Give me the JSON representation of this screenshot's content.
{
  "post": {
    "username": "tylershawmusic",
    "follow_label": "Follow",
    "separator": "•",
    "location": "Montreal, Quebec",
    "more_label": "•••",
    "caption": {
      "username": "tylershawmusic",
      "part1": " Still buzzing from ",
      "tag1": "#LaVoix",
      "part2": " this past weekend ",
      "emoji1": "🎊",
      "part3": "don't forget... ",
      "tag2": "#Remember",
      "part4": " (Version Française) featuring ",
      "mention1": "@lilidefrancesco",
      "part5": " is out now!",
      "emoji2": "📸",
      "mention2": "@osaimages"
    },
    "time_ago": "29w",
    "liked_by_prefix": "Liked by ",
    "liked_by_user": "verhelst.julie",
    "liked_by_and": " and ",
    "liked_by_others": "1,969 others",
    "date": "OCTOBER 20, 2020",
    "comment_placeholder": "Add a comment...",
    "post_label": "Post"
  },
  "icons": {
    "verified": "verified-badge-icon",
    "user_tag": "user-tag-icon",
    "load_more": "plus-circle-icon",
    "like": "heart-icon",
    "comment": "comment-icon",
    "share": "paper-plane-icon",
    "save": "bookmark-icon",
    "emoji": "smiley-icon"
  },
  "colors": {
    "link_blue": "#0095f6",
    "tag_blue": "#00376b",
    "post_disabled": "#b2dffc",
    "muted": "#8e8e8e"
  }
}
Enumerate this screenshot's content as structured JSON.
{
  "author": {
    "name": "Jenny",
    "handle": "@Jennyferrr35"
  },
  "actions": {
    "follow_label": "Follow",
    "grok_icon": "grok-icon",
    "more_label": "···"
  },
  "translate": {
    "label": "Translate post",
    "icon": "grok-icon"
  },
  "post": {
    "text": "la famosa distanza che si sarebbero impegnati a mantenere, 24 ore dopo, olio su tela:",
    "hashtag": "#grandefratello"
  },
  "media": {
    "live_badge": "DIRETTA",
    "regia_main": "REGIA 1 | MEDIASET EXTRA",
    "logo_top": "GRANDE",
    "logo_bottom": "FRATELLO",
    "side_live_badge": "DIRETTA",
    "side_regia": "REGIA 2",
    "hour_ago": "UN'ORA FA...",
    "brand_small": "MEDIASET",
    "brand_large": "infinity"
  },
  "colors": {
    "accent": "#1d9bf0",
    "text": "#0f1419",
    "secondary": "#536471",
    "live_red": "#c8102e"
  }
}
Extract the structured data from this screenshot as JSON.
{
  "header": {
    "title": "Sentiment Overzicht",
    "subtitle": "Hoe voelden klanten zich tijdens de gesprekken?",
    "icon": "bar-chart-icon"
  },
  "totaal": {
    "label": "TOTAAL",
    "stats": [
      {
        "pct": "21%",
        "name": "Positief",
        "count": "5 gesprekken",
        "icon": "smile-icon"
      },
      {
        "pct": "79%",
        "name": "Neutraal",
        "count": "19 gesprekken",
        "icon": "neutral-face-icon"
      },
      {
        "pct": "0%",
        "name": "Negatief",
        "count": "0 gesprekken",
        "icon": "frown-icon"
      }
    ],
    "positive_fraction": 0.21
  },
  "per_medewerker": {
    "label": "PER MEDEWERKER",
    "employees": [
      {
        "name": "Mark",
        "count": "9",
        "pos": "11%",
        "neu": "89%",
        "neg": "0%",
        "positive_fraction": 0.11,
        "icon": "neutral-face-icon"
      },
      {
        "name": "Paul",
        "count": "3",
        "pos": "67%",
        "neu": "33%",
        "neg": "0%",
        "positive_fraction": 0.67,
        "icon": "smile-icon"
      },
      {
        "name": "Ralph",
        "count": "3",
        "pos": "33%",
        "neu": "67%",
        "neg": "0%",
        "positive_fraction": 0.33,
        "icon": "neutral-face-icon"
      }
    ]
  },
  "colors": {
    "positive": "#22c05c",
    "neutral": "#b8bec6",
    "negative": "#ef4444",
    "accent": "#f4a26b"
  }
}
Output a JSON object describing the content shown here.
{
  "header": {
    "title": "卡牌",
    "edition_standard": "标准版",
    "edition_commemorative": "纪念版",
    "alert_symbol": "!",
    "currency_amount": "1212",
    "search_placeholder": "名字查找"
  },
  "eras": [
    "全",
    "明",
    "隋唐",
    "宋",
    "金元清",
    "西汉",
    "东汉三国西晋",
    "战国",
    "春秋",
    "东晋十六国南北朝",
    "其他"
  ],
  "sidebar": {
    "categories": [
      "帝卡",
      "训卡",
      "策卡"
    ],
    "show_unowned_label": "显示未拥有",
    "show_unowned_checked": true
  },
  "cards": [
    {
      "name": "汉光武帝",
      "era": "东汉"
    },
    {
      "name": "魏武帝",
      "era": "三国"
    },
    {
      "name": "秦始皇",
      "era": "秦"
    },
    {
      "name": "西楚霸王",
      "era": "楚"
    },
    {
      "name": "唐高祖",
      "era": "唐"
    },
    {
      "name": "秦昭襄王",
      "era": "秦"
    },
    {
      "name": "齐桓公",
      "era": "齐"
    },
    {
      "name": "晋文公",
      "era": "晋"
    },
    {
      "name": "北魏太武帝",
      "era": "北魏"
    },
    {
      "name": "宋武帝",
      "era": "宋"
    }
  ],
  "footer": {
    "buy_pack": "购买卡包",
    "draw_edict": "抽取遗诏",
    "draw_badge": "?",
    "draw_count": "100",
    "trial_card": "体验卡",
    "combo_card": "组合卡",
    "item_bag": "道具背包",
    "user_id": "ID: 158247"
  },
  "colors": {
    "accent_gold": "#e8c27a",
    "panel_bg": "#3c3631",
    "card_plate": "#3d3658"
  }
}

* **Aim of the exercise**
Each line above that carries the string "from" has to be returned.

* **Response area**
      "part1": " Still buzzing from ",
Extract the structured data from this screenshot as JSON.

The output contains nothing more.